Email personalisation has exploded in popularity over recent years because it represents one of the best ways to build an unbreakable relationship with customers.

If the deals and offers you send out are also aimed squarely at a subscriber’s likes or prior purchasing habits, they’re far more likely to engage.

Personalisation isn’t easy and takes time to get right, but it’s one of the best ways to prevent people from going elsewhere.

4. Figure the customer churn “why” out

Was it something you said?

Have your emails not been relevant enough?

Have circumstances their end simply changed?

What gives?

When someone opts out of your mailing list, give them the opportunity to explain why they did so. If you discover a commonality among leavers, you can work to rectify the mistakes you’re making.

5. Use re-engagement campaigns

With some leavers, you have a window of opportunity to grab them and bring them back into your world.

Picture people who haven’t engaged with your email for a long time with one foot out of the door and their palm resting on the handle. What could you say to them to tempt them back into the warmth of your email marketing campaigns?

Re-engagement campaigns are great ways to remind people of the stuff they’re missing out on. If they decide to leave, they’re no longer going to benefit from special, personalised offers, latest news on product updates or crucial industry insight that will help them run their business more effectively.

Don’t be afraid to make them feel bad, either. A fun play on words “what did we do to upset you?” will often draw out an honest response from anyone who is considering removing themselves from your list.

Wrapping up

It isn’t unusual to experience some form of customer churn. In fact, it’s healthy, and enables you to continually refresh your customer base by waving goodbye to those who are either unprofitable or no longer within your target market.

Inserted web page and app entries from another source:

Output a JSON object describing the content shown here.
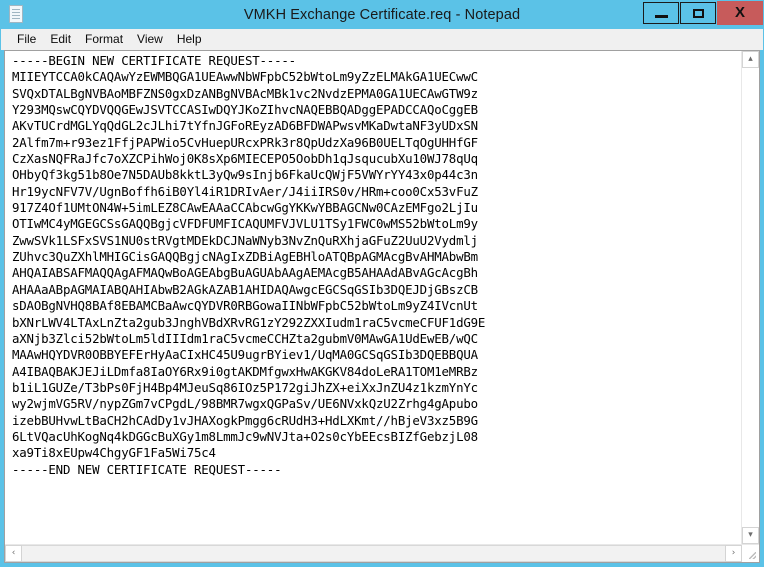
{
  "window": {
    "title": "VMKH Exchange Certificate.req - Notepad",
    "icon": "notepad-document-icon",
    "accent_color": "#5bc2e7",
    "close_button_color": "#c75b5b"
  },
  "titlebar_buttons": {
    "minimize": "–",
    "maximize": "□",
    "close": "X"
  },
  "menubar": {
    "items": [
      {
        "label": "File"
      },
      {
        "label": "Edit"
      },
      {
        "label": "Format"
      },
      {
        "label": "View"
      },
      {
        "label": "Help"
      }
    ]
  },
  "document": {
    "begin_marker": "-----BEGIN NEW CERTIFICATE REQUEST-----",
    "end_marker": "-----END NEW CERTIFICATE REQUEST-----",
    "body_lines": [
      "MIIEYTCCA0kCAQAwYzEWMBQGA1UEAwwNbWFpbC52bWtoLm9yZzELMAkGA1UECwwC",
      "SVQxDTALBgNVBAoMBFZNS0gxDzANBgNVBAcMBk1vc2NvdzEPMA0GA1UECAwGTW9z",
      "Y293MQswCQYDVQQGEwJSVTCCASIwDQYJKoZIhvcNAQEBBQADggEPADCCAQoCggEB",
      "AKvTUCrdMGLYqQdGL2cJLhi7tYfnJGFoREyzAD6BFDWAPwsvMKaDwtaNF3yUDxSN",
      "2Alfm7m+r93ez1FfjPAPWio5CvHuepURcxPRk3r8QpUdzXa96B0UELTqOgUHHfGF",
      "CzXasNQFRaJfc7oXZCPihWoj0K8sXp6MIECEPO5OobDh1qJsqucubXu10WJ78qUq",
      "OHbyQf3kg51b8Oe7N5DAUb8kktL3yQw9sInjb6FkaUcQWjF5VWYrYY43x0p44c3n",
      "Hr19ycNFV7V/UgnBoffh6iB0Yl4iR1DRIvAer/J4iiIRS0v/HRm+coo0Cx53vFuZ",
      "917Z4Of1UMtON4W+5imLEZ8CAwEAAaCCAbcwGgYKKwYBBAGCNw0CAzEMFgo2LjIu",
      "OTIwMC4yMGEGCSsGAQQBgjcVFDFUMFICAQUMFVJVLU1TSy1FWC0wMS52bWtoLm9y",
      "ZwwSVk1LSFxSVS1NU0stRVgtMDEkDCJNaWNyb3NvZnQuRXhjaGFuZ2UuU2Vydmlj",
      "ZUhvc3QuZXhlMHIGCisGAQQBgjcNAgIxZDBiAgEBHloATQBpAGMAcgBvAHMAbwBm",
      "AHQAIABSAFMAQQAgAFMAQwBoAGEAbgBuAGUAbAAgAEMAcgB5AHAAdABvAGcAcgBh",
      "AHAAaABpAGMAIABQAHIAbwB2AGkAZAB1AHIDAQAwgcEGCSqGSIb3DQEJDjGBszCB",
      "sDAOBgNVHQ8BAf8EBAMCBaAwcQYDVR0RBGowaIINbWFpbC52bWtoLm9yZ4IVcnUt",
      "bXNrLWV4LTAxLnZta2gub3JnghVBdXRvRG1zY292ZXXIudm1raC5vcmeCFUF1dG9E",
      "aXNjb3Zlci52bWtoLm5ldIIIdm1raC5vcmeCCHZta2gubmV0MAwGA1UdEwEB/wQC",
      "MAAwHQYDVR0OBBYEFErHyAaCIxHC45U9ugrBYiev1/UqMA0GCSqGSIb3DQEBBQUA",
      "A4IBAQBAKJEJiLDmfa8IaOY6Rx9i0gtAKDMfgwxHwAKGKV84doLeRA1TOM1eMRBz",
      "b1iL1GUZe/T3bPs0FjH4Bp4MJeuSq86IOz5P172giJhZX+eiXxJnZU4z1kzmYnYc",
      "wy2wjmVG5RV/nypZGm7vCPgdL/98BMR7wgxQGPaSv/UE6NVxkQzU2Zrhg4gApubo",
      "izebBUHvwLtBaCH2hCAdDy1vJHAXogkPmgg6cRUdH3+HdLXKmt//hBjeV3xz5B9G",
      "6LtVQacUhKogNq4kDGGcBuXGy1m8LmmJc9wNVJta+O2s0cYbEEcsBIZfGebzjL08",
      "xa9Ti8xEUpw4ChgyGF1Fa5Wi75c4"
    ]
  },
  "scrollbars": {
    "vertical_up_arrow": "▴",
    "vertical_down_arrow": "▾",
    "horizontal_left_arrow": "‹",
    "horizontal_right_arrow": "›",
    "resize_grip": "resize-grip"
  }
}
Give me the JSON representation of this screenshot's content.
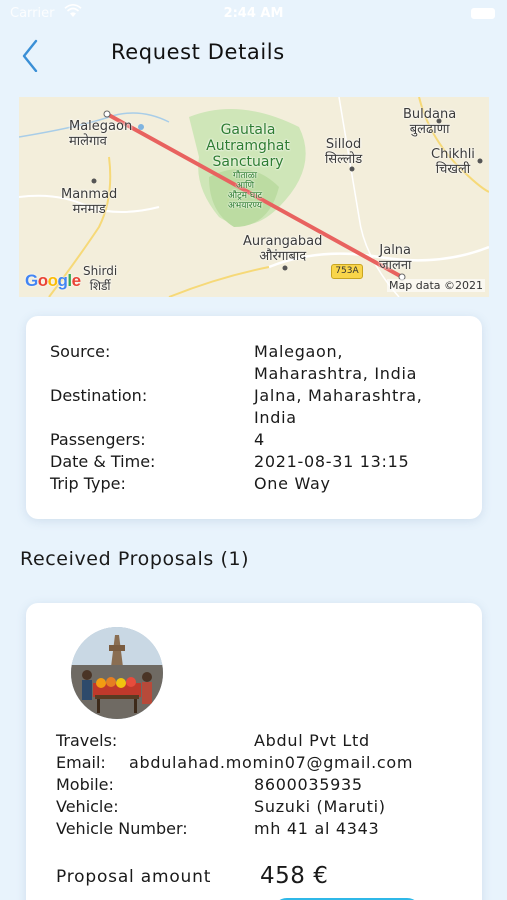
{
  "status_bar": {
    "carrier": "Carrier",
    "time": "2:44 AM"
  },
  "header": {
    "title": "Request Details"
  },
  "map": {
    "labels": {
      "malegaon": "Malegaon",
      "malegaon_local": "मालेगाव",
      "gautala": "Gautala\nAutramghat\nSanctuary",
      "gautala_local": "गौताळा\nआणि\nऔट्रम घाट\nअभयारण्य",
      "sillod": "Sillod",
      "sillod_local": "सिल्लोड",
      "buldana": "Buldana",
      "buldana_local": "बुलढाणा",
      "chikhli": "Chikhli",
      "chikhli_local": "चिखली",
      "manmad": "Manmad",
      "manmad_local": "मनमाड",
      "aurangabad": "Aurangabad",
      "aurangabad_local": "औरंगाबाद",
      "jalna": "Jalna",
      "jalna_local": "जालना",
      "shirdi": "Shirdi",
      "shirdi_local": "शिर्डी",
      "road": "753A"
    },
    "logo": "Google",
    "attribution": "Map data ©2021",
    "route_color": "#e8625f"
  },
  "request": {
    "source_label": "Source:",
    "source_line1": "Malegaon,",
    "source_line2": "Maharashtra, India",
    "destination_label": "Destination:",
    "destination_line1": "Jalna, Maharashtra,",
    "destination_line2": "India",
    "passengers_label": "Passengers:",
    "passengers_value": "4",
    "datetime_label": "Date & Time:",
    "datetime_value": "2021-08-31 13:15",
    "trip_type_label": "Trip Type:",
    "trip_type_value": "One Way"
  },
  "proposals": {
    "title": "Received Proposals (1)",
    "items": [
      {
        "travels_label": "Travels:",
        "travels_value": "Abdul Pvt Ltd",
        "email_label": "Email:",
        "email_value": "abdulahad.momin07@gmail.com",
        "mobile_label": "Mobile:",
        "mobile_value": "8600035935",
        "vehicle_label": "Vehicle:",
        "vehicle_value": "Suzuki (Maruti)",
        "vehicle_number_label": "Vehicle Number:",
        "vehicle_number_value": "mh 41 al 4343",
        "amount_label": "Proposal amount",
        "amount_value": "458 €"
      }
    ]
  },
  "colors": {
    "background": "#e8f3fc",
    "accent": "#2fb8e8",
    "back_arrow": "#3a8fd6"
  }
}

When churn starts to become a problem, however, you’ll need to rely on our advice above.